- 14. Neuropsychology Research Program, Suite 830, 3501 Forbes Avenue, Pittsburgh, PA, 15213, USA
- 2. Department of Neurology, University of Pittsburgh School of Medicine, Pittsburgh, PA, USA
- 3. Department of Psychology, University of Pittsburgh School of Medicine, Pittsburgh, PA, USA
- 4. Spalding University, Louisville, KY, USA
- 5. Department of Infectious Diseases and Microbiology, Graduate School of Public Health, University of Pittsburgh, Pittsburgh, PA, USA
- 6. Department of Epidemiology, Bloomberg School of Public Health, The Johns Hopkins University, Baltimore, MD, USA
- 7. Department of Neurology, University of California Los Angeles, Los Angeles, CA, USA
- 8. Department of Radiology, The Johns Hopkins University School of Medicine, Baltimore, MD, USA
- 9. Neuropsychiatric Institute, University of California Los Angeles, Los Angeles, USA
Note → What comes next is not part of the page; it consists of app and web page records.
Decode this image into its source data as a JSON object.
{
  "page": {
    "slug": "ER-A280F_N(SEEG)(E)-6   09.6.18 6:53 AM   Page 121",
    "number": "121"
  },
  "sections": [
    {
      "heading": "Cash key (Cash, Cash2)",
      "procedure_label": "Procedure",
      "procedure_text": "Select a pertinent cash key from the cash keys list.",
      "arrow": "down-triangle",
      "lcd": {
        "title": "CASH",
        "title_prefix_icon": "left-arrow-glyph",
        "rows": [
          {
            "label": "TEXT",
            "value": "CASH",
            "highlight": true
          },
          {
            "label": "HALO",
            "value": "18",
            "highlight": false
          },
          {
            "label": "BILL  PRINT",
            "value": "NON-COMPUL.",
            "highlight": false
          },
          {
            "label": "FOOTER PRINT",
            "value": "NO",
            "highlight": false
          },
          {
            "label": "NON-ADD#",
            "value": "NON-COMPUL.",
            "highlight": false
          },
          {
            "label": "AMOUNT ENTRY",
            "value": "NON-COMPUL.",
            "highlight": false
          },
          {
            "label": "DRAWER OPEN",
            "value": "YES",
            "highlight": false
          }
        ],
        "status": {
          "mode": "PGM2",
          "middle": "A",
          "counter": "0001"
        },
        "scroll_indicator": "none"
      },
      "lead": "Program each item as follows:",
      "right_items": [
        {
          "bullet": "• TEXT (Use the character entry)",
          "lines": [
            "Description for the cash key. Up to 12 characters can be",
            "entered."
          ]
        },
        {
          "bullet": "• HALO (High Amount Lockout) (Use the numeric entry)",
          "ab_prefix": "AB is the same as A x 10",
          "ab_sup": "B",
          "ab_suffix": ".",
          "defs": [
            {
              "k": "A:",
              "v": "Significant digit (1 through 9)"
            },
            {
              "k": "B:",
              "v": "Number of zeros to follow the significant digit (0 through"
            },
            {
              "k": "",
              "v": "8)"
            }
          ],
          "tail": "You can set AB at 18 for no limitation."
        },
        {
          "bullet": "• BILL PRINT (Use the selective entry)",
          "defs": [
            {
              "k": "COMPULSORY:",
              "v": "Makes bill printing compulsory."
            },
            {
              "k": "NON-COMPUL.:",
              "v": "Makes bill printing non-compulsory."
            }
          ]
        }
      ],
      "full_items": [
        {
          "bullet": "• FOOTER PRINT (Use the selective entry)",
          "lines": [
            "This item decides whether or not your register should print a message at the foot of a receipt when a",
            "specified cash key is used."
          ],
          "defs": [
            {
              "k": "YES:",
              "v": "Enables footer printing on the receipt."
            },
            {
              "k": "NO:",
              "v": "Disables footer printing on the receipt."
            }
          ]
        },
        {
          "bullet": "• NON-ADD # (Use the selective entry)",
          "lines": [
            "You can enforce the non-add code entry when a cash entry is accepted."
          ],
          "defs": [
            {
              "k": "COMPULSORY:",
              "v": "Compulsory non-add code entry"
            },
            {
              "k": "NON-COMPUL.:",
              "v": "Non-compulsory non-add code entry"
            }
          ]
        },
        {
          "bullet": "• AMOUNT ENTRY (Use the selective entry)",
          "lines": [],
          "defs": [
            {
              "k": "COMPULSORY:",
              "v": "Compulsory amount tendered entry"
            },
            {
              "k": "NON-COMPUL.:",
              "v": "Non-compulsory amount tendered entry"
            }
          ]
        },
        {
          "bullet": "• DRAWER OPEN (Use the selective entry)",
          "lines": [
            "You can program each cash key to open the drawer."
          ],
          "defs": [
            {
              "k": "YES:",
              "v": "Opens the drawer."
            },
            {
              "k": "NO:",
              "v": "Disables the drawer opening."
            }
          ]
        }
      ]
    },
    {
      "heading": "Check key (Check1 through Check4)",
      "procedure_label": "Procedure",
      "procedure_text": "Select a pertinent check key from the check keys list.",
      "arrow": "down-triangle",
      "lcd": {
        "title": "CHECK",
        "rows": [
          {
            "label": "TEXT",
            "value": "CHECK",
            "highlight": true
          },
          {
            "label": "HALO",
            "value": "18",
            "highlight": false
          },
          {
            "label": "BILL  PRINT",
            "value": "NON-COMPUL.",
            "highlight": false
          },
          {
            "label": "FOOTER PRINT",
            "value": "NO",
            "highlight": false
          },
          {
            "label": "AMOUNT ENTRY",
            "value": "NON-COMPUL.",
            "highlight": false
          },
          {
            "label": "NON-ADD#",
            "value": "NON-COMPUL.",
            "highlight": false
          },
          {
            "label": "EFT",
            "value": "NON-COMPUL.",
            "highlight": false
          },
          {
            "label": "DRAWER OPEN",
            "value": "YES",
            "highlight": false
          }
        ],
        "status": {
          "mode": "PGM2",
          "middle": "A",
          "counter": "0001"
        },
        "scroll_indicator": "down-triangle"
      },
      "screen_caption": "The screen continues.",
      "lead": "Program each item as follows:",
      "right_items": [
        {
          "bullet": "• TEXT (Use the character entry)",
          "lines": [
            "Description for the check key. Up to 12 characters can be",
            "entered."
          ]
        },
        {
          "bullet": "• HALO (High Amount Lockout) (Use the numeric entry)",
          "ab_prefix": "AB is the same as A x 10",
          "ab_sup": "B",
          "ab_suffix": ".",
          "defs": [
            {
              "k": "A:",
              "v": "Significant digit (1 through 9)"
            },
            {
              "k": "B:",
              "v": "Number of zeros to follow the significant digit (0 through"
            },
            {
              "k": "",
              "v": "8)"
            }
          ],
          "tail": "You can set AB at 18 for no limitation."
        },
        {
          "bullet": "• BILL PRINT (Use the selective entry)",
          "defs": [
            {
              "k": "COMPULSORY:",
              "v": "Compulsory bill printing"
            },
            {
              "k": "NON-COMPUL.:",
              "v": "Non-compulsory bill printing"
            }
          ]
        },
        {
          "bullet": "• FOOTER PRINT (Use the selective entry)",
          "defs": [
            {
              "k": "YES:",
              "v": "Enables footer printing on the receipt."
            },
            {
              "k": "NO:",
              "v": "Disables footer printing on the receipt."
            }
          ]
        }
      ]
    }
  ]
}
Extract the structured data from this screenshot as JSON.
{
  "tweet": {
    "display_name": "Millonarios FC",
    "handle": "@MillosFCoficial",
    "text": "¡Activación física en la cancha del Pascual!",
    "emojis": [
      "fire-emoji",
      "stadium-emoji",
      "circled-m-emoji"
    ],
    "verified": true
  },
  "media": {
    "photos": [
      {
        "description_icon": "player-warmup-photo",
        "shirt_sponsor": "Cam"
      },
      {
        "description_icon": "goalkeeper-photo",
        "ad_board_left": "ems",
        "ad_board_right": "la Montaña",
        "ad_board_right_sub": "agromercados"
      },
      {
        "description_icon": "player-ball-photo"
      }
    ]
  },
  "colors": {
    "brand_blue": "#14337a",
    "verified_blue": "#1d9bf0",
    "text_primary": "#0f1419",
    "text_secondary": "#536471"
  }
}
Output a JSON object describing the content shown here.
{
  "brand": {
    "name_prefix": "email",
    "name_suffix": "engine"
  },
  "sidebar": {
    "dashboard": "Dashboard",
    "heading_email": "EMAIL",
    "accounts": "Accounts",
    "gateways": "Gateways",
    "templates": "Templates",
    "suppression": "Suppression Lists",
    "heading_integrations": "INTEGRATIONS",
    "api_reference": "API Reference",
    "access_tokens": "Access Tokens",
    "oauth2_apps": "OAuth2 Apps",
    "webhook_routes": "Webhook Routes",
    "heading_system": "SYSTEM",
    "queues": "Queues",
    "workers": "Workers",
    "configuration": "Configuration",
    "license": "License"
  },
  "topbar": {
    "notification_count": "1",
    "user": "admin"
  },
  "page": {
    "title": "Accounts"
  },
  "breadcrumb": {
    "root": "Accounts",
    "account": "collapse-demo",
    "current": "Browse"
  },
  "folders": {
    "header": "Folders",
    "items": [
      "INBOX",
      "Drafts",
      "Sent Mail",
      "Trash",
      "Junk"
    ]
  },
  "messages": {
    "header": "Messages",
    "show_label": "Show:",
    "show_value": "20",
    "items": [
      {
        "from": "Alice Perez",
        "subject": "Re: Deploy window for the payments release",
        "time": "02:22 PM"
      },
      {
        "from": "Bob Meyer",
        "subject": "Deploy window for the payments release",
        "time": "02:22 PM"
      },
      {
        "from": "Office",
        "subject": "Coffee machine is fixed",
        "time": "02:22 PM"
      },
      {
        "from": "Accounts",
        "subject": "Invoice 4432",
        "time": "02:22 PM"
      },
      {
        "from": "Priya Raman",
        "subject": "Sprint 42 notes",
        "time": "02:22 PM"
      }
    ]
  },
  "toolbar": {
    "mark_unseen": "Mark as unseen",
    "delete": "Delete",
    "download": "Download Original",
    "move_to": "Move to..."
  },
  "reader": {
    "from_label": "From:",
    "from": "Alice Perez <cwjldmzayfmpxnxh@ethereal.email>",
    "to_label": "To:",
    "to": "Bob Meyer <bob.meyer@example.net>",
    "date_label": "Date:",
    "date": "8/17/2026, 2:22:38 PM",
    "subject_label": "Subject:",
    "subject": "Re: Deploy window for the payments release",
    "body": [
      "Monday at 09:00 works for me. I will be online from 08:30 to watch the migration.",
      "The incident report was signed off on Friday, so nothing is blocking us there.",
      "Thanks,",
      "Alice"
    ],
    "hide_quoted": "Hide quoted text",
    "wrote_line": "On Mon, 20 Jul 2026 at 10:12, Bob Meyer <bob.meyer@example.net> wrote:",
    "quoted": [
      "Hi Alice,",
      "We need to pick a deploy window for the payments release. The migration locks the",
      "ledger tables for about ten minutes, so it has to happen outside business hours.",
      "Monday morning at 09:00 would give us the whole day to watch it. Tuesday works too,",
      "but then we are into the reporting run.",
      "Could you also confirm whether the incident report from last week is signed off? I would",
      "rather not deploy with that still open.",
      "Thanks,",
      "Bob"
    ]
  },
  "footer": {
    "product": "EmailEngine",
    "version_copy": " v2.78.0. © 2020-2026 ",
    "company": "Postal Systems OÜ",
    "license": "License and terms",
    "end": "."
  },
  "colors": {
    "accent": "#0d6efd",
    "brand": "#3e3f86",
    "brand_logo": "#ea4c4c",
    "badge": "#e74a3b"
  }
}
- 10. Department of Psychiatry, University of Illinois at Chicago, Chicago, IL, USA
- 11. Neuropsychiatric Institute, University of California Los Angeles, Los Angeles, CA, USA
- 12. Department of Neurology, Feinberg School of Medicine, Northwestern University, Chicago, USA
- 13. Department of Neurology, The Johns Hopkins University School of Medicine, Baltimore, MD, USA